- Triglyceride: This is the most common type of fat residing in the body and is an essential parameter in measuring total cholesterol levels in the blood.
Understanding the results of Lipid test
On the basis of the blood sample taken, the total cholesterol level is determined, which includes an 80% weightage to both HDL level, LDL level, and a 20% weightage to triglycerides. If the total cholesterol expressed in a lipid test is less than 200 mg/dL, one can relax at ease. If it ranges between 200-239 mg/dL, it is still bearable, but if this level exceeds 239 mg/dL, it should be a matter of concern.
If your cholesterol levels are imbalanced, there is no doubt that you are at the risk of heart diseases. Cholesterol sticks to the inside of the arteries and forms a thick layer called plaque. The flow of blood decreases through coronary arteries because they may be constricted or even blocked. This condition may lead to cardiovascular diseases or even a stroke.
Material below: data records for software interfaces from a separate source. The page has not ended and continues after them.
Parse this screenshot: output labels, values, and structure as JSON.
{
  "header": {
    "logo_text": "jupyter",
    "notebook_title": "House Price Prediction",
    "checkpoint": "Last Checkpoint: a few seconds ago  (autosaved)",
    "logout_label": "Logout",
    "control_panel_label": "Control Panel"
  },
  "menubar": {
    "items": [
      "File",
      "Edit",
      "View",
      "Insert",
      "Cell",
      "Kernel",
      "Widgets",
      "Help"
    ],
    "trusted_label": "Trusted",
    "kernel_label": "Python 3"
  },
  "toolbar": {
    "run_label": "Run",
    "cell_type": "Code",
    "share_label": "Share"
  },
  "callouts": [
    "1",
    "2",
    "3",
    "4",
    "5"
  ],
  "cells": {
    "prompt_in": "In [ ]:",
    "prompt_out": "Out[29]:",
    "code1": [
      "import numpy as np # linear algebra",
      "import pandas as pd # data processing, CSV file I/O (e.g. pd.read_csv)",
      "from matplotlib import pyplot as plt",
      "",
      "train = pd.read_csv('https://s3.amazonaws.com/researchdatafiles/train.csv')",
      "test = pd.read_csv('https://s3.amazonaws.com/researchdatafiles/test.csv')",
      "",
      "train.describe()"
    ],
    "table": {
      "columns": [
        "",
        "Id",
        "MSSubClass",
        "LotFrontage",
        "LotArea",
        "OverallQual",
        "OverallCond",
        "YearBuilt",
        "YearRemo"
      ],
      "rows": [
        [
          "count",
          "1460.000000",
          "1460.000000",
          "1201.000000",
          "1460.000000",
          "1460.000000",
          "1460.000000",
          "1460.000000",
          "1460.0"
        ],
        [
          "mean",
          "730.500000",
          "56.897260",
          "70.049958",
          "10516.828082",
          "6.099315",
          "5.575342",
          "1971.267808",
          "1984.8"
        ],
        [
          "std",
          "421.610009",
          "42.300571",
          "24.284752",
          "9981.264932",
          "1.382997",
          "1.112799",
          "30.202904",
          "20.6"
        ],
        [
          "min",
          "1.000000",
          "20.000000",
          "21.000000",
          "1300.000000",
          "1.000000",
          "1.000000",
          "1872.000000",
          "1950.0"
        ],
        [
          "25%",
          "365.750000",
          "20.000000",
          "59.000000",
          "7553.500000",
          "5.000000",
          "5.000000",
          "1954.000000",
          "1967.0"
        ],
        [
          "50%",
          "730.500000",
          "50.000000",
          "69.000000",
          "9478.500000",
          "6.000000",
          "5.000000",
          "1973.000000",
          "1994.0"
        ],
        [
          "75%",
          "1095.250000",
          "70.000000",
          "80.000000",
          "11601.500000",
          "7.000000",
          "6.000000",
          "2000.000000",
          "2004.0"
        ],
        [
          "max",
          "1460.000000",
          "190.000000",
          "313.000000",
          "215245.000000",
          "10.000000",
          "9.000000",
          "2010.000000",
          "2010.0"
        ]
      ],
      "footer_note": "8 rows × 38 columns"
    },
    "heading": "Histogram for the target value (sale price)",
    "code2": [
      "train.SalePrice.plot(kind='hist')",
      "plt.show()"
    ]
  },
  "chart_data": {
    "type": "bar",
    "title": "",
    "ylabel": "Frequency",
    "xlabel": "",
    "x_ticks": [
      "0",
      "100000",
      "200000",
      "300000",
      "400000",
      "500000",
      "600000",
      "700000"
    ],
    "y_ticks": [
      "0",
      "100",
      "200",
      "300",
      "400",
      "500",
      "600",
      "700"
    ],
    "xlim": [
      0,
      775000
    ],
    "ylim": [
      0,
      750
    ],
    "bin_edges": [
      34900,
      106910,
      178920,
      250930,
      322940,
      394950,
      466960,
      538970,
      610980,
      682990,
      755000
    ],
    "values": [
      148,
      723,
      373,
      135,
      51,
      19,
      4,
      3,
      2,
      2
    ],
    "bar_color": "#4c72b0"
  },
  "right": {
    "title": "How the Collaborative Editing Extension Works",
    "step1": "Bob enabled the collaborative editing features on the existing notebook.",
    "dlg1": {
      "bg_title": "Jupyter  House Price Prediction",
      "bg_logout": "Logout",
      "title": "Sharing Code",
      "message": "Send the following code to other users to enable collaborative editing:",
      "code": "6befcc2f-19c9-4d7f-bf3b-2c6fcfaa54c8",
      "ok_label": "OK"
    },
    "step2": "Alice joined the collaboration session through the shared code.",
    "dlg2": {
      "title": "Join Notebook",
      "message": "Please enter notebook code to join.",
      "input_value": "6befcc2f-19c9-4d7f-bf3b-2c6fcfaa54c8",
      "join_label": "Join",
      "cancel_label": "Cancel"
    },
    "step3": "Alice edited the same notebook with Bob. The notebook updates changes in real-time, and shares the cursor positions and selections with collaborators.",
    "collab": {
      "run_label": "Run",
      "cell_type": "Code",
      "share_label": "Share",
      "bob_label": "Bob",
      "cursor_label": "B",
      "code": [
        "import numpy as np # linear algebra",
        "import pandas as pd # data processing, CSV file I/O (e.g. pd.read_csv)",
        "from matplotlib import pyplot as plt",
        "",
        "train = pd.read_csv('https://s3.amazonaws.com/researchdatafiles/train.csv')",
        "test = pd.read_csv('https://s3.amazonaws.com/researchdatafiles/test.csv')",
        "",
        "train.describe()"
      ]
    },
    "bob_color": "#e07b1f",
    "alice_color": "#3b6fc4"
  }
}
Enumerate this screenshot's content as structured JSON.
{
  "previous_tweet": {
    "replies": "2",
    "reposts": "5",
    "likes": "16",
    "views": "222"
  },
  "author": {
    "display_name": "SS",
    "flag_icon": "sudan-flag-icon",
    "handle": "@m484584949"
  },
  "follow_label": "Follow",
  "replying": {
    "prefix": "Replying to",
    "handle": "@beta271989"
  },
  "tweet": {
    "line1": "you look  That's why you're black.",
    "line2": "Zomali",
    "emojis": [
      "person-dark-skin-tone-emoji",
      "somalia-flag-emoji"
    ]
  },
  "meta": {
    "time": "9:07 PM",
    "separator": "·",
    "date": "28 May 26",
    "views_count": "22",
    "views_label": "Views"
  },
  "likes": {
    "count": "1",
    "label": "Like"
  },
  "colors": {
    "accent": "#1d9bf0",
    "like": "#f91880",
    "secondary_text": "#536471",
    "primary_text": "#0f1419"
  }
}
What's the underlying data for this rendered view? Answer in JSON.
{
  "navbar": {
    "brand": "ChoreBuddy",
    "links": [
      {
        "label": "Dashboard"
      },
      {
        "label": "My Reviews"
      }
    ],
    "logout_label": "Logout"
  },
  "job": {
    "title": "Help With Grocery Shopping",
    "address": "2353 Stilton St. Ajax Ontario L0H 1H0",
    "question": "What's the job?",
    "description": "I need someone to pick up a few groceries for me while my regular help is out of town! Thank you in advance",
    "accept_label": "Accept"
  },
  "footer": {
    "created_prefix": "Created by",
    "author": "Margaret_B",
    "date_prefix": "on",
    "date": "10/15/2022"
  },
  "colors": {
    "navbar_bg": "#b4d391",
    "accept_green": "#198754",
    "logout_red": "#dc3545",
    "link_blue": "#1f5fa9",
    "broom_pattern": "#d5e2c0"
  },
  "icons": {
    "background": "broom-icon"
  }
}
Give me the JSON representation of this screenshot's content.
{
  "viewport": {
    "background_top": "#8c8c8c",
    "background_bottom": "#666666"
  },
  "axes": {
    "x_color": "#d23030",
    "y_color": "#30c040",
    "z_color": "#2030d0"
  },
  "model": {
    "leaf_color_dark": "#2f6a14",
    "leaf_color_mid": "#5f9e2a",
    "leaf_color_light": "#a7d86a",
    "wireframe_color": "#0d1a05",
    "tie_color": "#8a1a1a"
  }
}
This is commonly referred to as atherosclerosis.
What leads to high cholesterol levels?
- Family history of heart diseases
- Consumption of alcohol
- Those who have been diagnosed with diabetes or thyroid (Such individuals are recommended to get a lipid test done)
Before undergoing a lipid test near you, it is imperative to tell the doctor about one’s present intake of medicines.